If anyone out there still needs a reminder of the power of voting, all they need to do is look back at the last two years.
From the previously unthinkable election of a majority NDP government in Alberta in May 2015, to the surprise election of the Trudeau Liberals five months later, to the shocking Brexit referendum seven months after that, to the earth-shaking election of Donald Trump in November, and on to the recent votes that resulted in hung parliaments in British Columbia and the United Kingdom, Canada and the rest of the western world have been served a super-sized disruption martini.
It has been hard to swallow sometimes, but it has also been a needed curative to the voter apathy that has marked elections in the United States, Canada and elsewhere. The old bromide "If voting changed anything, it would be illegal" seems quaint when one looks at the way voters who actually vote have upended expectations and reset the compass.
That part about voters who actually vote is important. The uncast ballot has as much power as the one cast.
In the Alberta general election of 2015, Rachel Notley and the NDP went from a distant third party to a majority government, and ended the quasi-monarchical reign of the Progressive Conservative Party in the process. But more than 1.1-million registered voters – 43 per cent – didn't exercise their franchise.
Who knows what the consequence was of that apathy. Ms. Notley won the election handily, but a million-plus Albertans stayed home on election. There's good reason to suspect that they were more likely to have been disaffected or even overconfident PCers. Had they voted, the outcome might have been different
Doesn't matter now, though. Ms. Notley and her party won fair and square. They have gone on to revolutionize Albertan politics by introducing higher minimum wages and a carbon tax, and banning political donations from unions and corporations, among other Western Canadian heresies. The province is being profoundly changed. It will be even more so if the PC Party, an institution that dominated Alberta politics for a half a century, disappears this month in a merger with the Wildrose Party.
All this because some people voted, and others didn't.

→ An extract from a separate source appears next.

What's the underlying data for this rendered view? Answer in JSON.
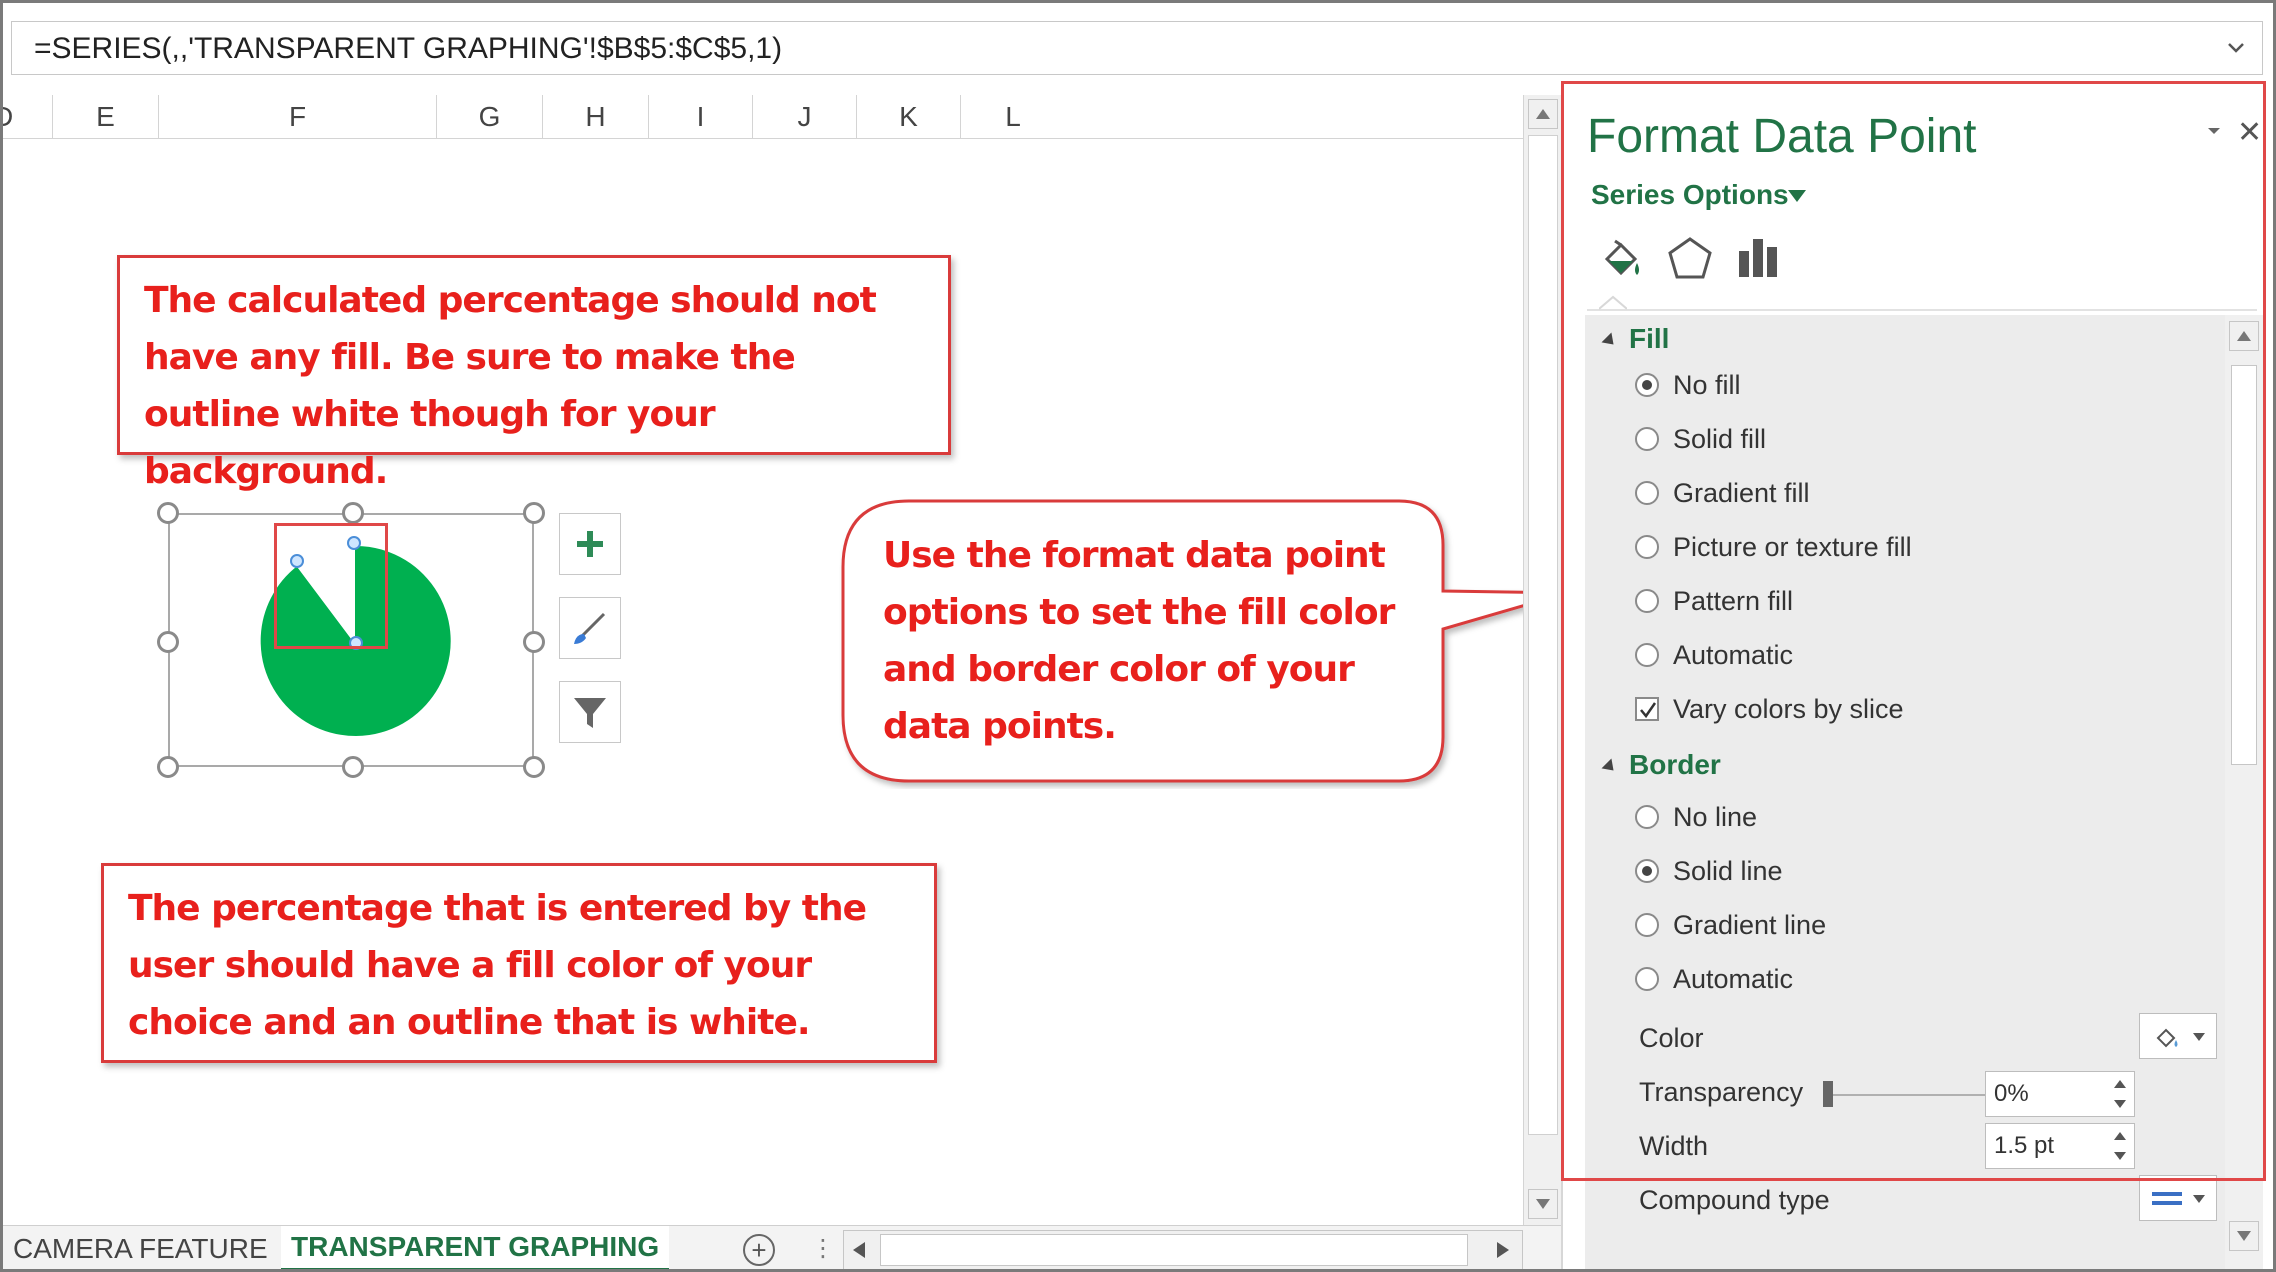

Much the same thing happened in the federal general election five months later, in which Justin Trudeau's Liberals, like the NDP in Alberta, went from third-party status to majority government.
This time, 8.2-million eligible voters (32 per cent) couldn't be arsed to cast a ballot. It's difficult to speculate how their apathy affected the outcome. But it is safe to say that those who voted contributed to a change in Canada's direction on major issues such as government spending, marijuana legalization, and immigration. The government of the day during Canada's 150th year is very different in tone and vision than the one that would have been there had the Harper government won re-election.

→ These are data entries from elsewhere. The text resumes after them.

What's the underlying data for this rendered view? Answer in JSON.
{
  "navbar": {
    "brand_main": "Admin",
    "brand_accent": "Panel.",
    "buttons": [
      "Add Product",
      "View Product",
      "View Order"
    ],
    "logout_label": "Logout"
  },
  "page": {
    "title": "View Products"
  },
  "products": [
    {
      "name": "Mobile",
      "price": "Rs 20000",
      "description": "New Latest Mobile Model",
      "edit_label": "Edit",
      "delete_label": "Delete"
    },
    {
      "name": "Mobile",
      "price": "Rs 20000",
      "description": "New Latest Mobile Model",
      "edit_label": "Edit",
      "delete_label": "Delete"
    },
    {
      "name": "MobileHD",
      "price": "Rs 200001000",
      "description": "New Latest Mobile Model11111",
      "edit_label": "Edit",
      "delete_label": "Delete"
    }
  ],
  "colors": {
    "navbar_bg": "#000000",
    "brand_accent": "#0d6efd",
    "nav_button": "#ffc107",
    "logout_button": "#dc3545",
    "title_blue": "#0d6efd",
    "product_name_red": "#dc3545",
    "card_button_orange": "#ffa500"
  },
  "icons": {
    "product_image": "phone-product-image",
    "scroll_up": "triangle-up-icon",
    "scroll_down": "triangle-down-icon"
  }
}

That is minor, though, compared to the upheaval wrought by the Brexit referendum, and then by Donald Trump's election. Voters in two of the world's most powerful countries used the ballot box to change history and rewrite the rules of global co-operation.

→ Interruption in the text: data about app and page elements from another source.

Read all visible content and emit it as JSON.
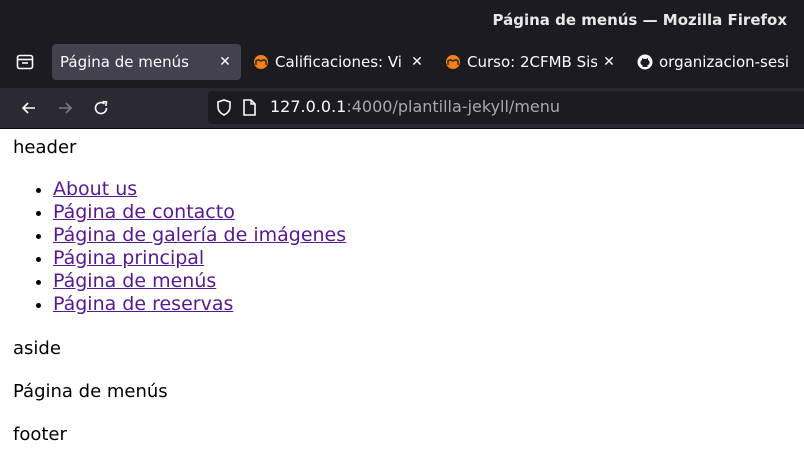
{
  "window": {
    "title": "Página de menús — Mozilla Firefox"
  },
  "tabs": [
    {
      "label": "Página de menús",
      "active": true,
      "icon": "none"
    },
    {
      "label": "Calificaciones: Vi",
      "active": false,
      "icon": "moodle-icon"
    },
    {
      "label": "Curso: 2CFMB Sis",
      "active": false,
      "icon": "moodle-icon"
    },
    {
      "label": "organizacion-sesi",
      "active": false,
      "icon": "github-icon"
    }
  ],
  "navbar": {
    "url_host": "127.0.0.1",
    "url_rest": ":4000/plantilla-jekyll/menu"
  },
  "page": {
    "header": "header",
    "nav_links": [
      "About us",
      "Página de contacto",
      "Página de galería de imágenes",
      "Página principal",
      "Página de menús",
      "Página de reservas"
    ],
    "aside": "aside",
    "main": "Página de menús",
    "footer": "footer"
  }
}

Turnout was relatively high in the Brexit referendum, at 73 per cent. But that still meant that 13-million people didn't vote in a plebiscite in which the two sides finished less than 1.3-million votes apart. Prime Minister Theresa May, saddled with the negotiations to leave the European Union, subsequently saw her Conservative Party reduced to a minority in an election this month that she thought she'd win easily. Voters have changed the futures of the U.K., the Tory party, and the European Union.
In British Columbia, voters left the long-ruling Liberal Party in a minority position, too, and will end up being ruled, for a while at least, by an NDP government supported by the Green Party. B.C. voters have thrown the future of their province wide open in response to the smugness and complacency of the Liberals.
And then there is the United States. Mr. Trump eked out a victory thanks to the country's electoral college system. It could have easily gone the other way, but more than 120-million Americans chose not to vote in an election that saw one of lowest turnouts in recent history – a meagre 54 per cent.
Those who got out and voted for Mr. Trump have reset American and global politics. You can argue all you want about the fact that Hillary Clinton won more of the popular vote than he did. But the fact is that Mr. Trump is President Trump because enough people in key states voted for him. They made a difference, while others sat and watched.
This is not an earnest appeal, or a patronizing scold, about the importance of voting in a democracy. But it is a wake-up call. When people vote, the world changes. The people who do the voting, bring the change. To argue that voting doesn't matter isn't a defensible position. Not with all the evidence to the contrary.